The government should rethink this draft Surrogacy regulation bill 2017 and certainly ban on commercial surrogacy should be lifted. Provisions like establishment of appropriate authorities, state surrogacy board and national surrogacy board, fixing the age of both surrogates and commissioning parents, limiting the number of times a woman can become a surrogate and disallowing couples having single child be it natural or adopted, form commission surrogate child amongst others are welcomed and in fact are need of the hour.
CHILDLESS & INFERTILE foreign couples, homosexual couples and single parents (divorced or widowed) should be allowed to have a baby through surrogacy in India only in the presence of fully functioning central and state regulating authorities. The claim that homosexual couples (the third gender) are not recognized in our culture cannot deprive a significant size of India’s population of their basic fundamental rights, moreover everything that is prevalent in culture and law for that matter (section 377 IPC) cannot be always right, as was the case with the practice of Talaq-e-bidat. Indian surrogacy industry plays a significant role in expanding the medical tourism and if regulation is properly done and if surrogates are happy to earn money by blessing someone with a child then it is not wrong.
 Despair over Ban in India’s Surrogacy Hub, BBC NEAWS (Nov. 22, 2015), http://www.bbc.com/news/world-asia-india-34876458)1
 2 (T.K. Rajalakshmi, Abetting Surrogacy, 25 FRONTLINE (Oct. 25-Nov. 07, 2008), www.frontline.in/static/html/fl2522/stories/20081107252210000.htm
 The Surrogacy (Regulation) Bill, 2016, No. 257, Bill of Parliament, 2016 (India))
 Associated Reproductive Technologies Bill, 2010, Bill of Parliament, 2010 (India)
 Vidya Venkat, There are 20 Million Infertile Couple in India, THE HINDU (Sep. 28, 2014, 02:22 PM) www.thehindu.com/sunday…m…there…infertile-couples…india/article6453374.ece
 Baby Manji Yamada vs. Union of India and Another (2008) 13 SCC 518(India)
 Nidhi Gupta, What is Wrong with the Surrogacy Bill, THE HINDU (Sep. 9, 2016, 06:23 PM) www.thehindu.com/thread/politics-and-policy/article9090866.ece
 Supra note 3.
 Supra note 1.
 INDIAN CONST. art. 14, 19 & 21

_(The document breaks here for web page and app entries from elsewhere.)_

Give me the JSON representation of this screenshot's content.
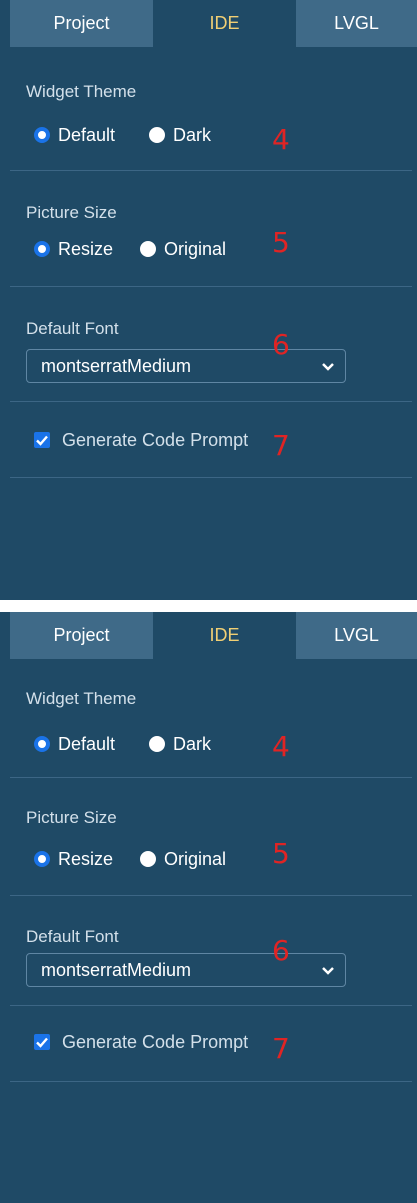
{
  "tabs": [
    "Project",
    "IDE",
    "LVGL"
  ],
  "widget_theme": {
    "label": "Widget Theme",
    "options": [
      "Default",
      "Dark"
    ],
    "selected": "Default"
  },
  "picture_size": {
    "label": "Picture Size",
    "options": [
      "Resize",
      "Original"
    ],
    "selected": "Resize"
  },
  "default_font": {
    "label": "Default Font",
    "value": "montserratMedium"
  },
  "generate_code_prompt": {
    "label": "Generate Code Prompt",
    "checked": true
  },
  "annotations": [
    "4",
    "5",
    "6",
    "7"
  ],
  "colors": {
    "panel_bg": "#1f4a66",
    "tab_inactive": "#3f6a88",
    "tab_active_text": "#f0cf74",
    "accent": "#1a73e8",
    "annotation": "#e02424"
  },
  "icons": [
    "radio-selected-icon",
    "radio-unselected-icon",
    "chevron-down-icon",
    "checkbox-checked-icon"
  ]
}
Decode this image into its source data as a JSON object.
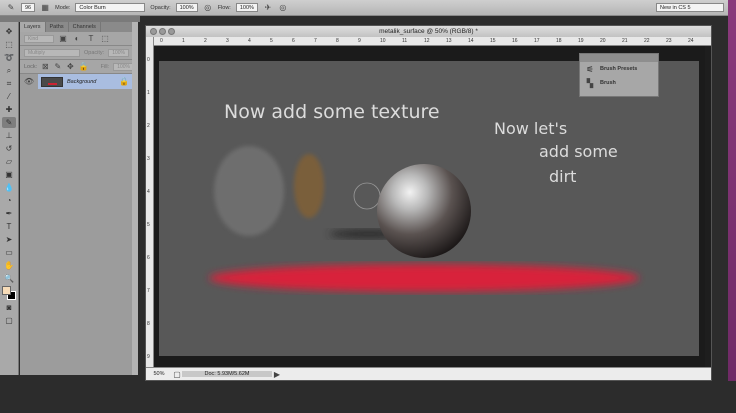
{
  "options_bar": {
    "brush_size": "96",
    "mode_label": "Mode:",
    "mode_value": "Color Burn",
    "opacity_label": "Opacity:",
    "opacity_value": "100%",
    "flow_label": "Flow:",
    "flow_value": "100%",
    "workspace": "New in CS 5"
  },
  "layers_panel": {
    "tabs": [
      "Layers",
      "Paths",
      "Channels"
    ],
    "kind": "Kind",
    "blend_mode": "Multiply",
    "opacity_label": "Opacity:",
    "opacity_value": "100%",
    "lock_label": "Lock:",
    "fill_label": "Fill:",
    "fill_value": "100%",
    "layer_name": "Background"
  },
  "document": {
    "title": "metalik_surface @ 50% (RGB/8) *",
    "zoom": "50%",
    "doc_info": "Doc: 5.93M/5.62M",
    "h_ruler": [
      "0",
      "1",
      "2",
      "3",
      "4",
      "5",
      "6",
      "7",
      "8",
      "9",
      "10",
      "11",
      "12",
      "13",
      "14",
      "15",
      "16",
      "17",
      "18",
      "19",
      "20",
      "21",
      "22",
      "23",
      "24"
    ],
    "v_ruler": [
      "0",
      "1",
      "2",
      "3",
      "4",
      "5",
      "6",
      "7",
      "8",
      "9"
    ]
  },
  "canvas_text": {
    "line1": "Now add some texture",
    "line2a": "Now let's",
    "line2b": "add some",
    "line2c": "dirt"
  },
  "brush_panel": {
    "items": [
      "Brush Presets",
      "Brush"
    ]
  },
  "colors": {
    "foreground": "#f7dcb8",
    "background": "#000000",
    "canvas": "#585858",
    "stroke": "#d8203a"
  }
}
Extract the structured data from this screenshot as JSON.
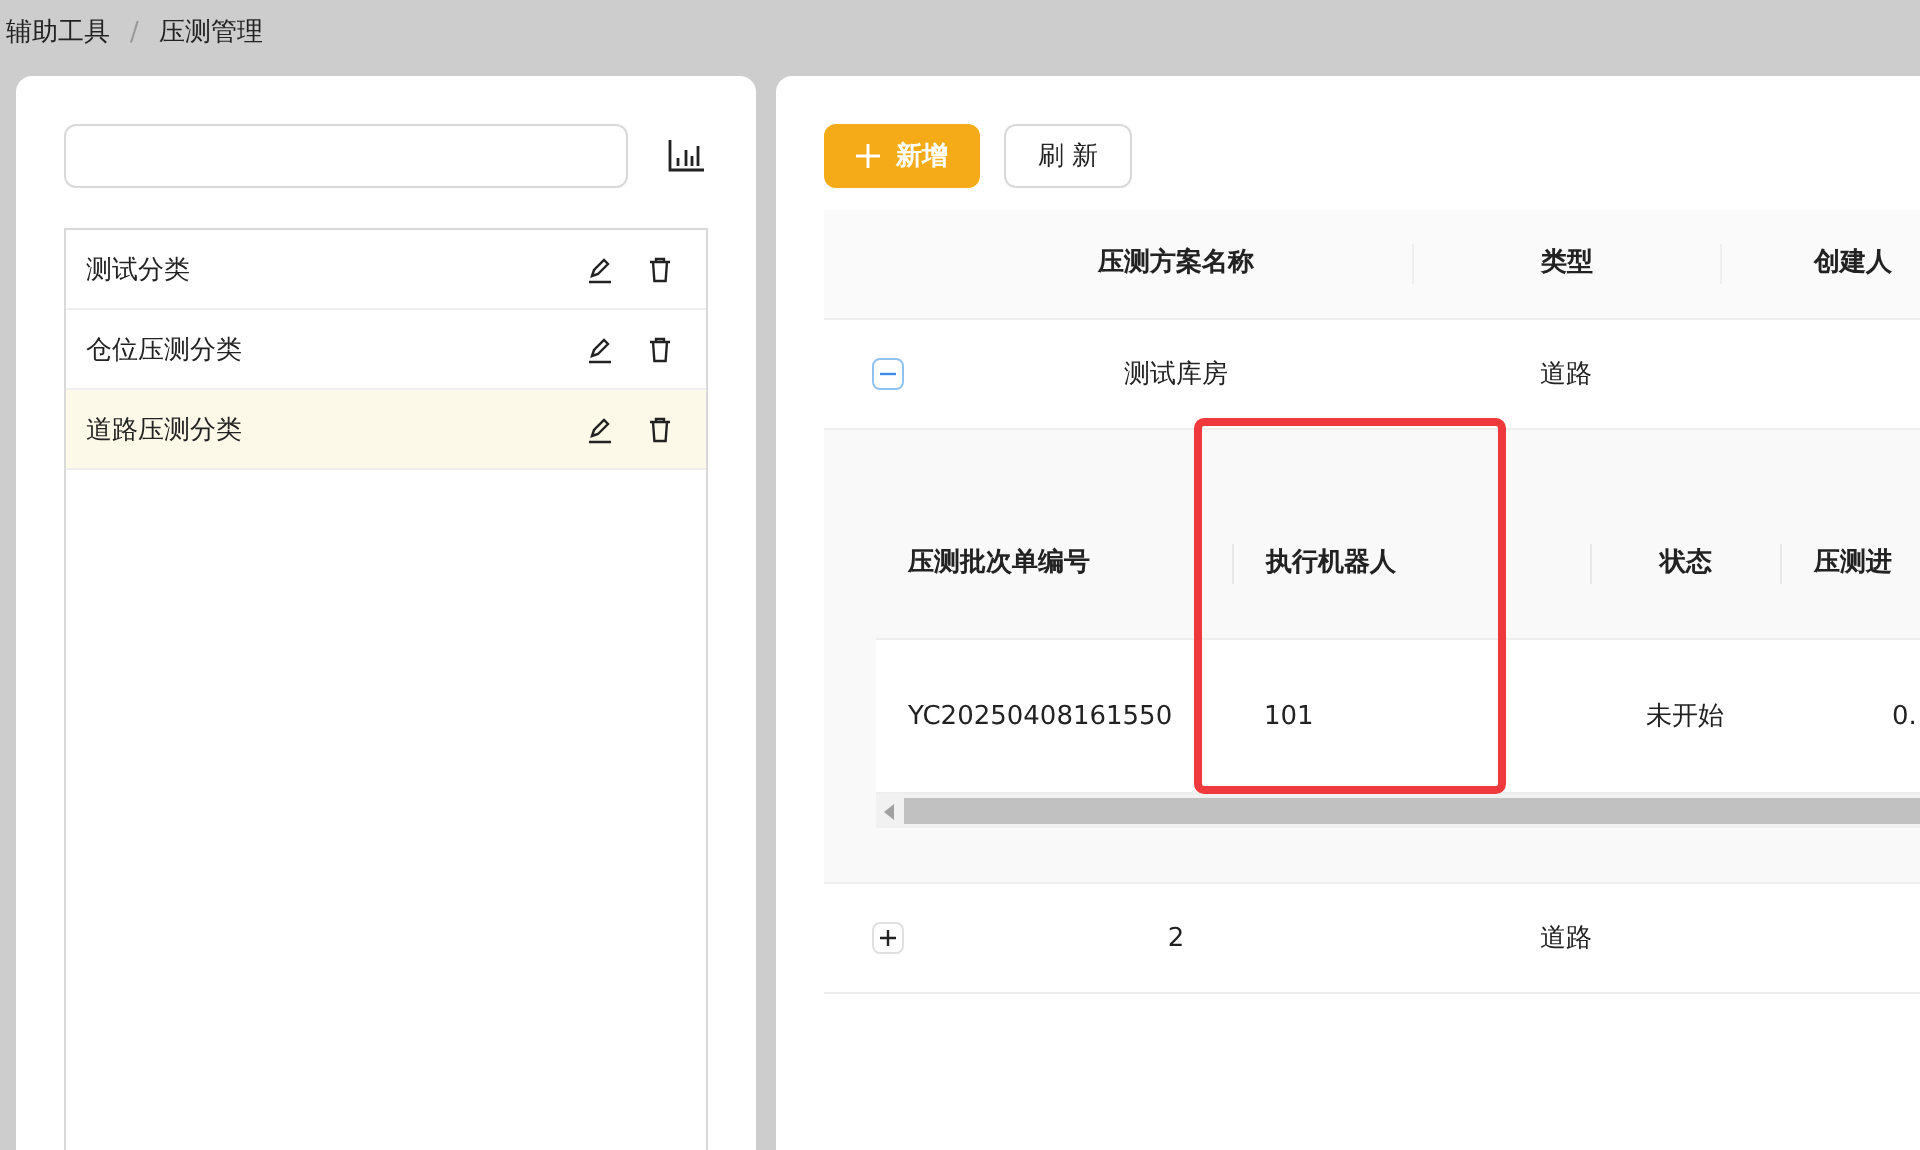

 Krishnadas Rajagopal, Supreme Court Opens Surrogacy Widow for Singles (Mar. 7, 2017, 11:36 PM), www.thehindu.com/news/national/sc-opens-surrogacy…for…/article17424011.ece